App and web page records

▽

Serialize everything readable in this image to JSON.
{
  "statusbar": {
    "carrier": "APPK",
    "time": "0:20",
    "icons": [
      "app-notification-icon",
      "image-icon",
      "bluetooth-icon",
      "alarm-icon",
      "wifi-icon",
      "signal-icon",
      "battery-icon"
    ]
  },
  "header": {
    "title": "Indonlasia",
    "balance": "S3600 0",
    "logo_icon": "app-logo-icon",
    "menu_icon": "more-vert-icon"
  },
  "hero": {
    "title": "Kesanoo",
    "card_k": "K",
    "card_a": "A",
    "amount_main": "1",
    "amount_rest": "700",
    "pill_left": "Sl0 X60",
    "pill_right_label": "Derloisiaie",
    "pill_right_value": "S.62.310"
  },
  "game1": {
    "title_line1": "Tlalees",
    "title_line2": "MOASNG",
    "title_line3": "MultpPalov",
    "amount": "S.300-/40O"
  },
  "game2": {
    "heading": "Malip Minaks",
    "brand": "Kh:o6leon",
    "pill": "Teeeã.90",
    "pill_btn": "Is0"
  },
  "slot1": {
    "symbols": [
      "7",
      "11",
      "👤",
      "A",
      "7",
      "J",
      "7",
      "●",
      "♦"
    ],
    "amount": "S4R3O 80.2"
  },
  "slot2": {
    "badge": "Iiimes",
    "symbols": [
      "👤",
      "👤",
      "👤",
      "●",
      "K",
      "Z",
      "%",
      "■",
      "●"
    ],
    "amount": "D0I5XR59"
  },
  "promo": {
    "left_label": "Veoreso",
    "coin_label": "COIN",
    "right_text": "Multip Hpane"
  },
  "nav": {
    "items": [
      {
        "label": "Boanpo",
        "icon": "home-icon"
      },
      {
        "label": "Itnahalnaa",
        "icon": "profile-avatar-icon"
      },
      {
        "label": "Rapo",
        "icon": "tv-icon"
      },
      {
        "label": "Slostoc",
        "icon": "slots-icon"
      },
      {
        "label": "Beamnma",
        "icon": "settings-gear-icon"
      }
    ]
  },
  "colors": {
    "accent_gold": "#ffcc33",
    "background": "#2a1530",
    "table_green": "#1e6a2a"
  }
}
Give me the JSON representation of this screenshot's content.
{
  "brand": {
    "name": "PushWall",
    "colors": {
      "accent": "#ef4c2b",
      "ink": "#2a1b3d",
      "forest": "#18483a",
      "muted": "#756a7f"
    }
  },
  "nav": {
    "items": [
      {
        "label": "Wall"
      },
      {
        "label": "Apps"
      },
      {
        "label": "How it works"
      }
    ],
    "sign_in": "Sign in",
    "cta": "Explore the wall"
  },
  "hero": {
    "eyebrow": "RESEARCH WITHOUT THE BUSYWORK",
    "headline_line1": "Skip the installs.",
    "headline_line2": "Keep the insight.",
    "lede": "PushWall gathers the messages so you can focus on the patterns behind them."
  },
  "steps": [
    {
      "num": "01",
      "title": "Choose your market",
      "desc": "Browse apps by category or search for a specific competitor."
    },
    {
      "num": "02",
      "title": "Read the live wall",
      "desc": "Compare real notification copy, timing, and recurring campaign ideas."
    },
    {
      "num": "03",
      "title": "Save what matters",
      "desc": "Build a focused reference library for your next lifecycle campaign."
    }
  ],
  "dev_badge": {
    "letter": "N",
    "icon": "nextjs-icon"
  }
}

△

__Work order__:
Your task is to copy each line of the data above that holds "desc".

__Solution for this problem__:
      "desc": "Browse apps by category or search for a specific competitor."
      "desc": "Compare real notification copy, timing, and recurring campaign ideas."
      "desc": "Build a focused reference library for your next lifecycle campaign."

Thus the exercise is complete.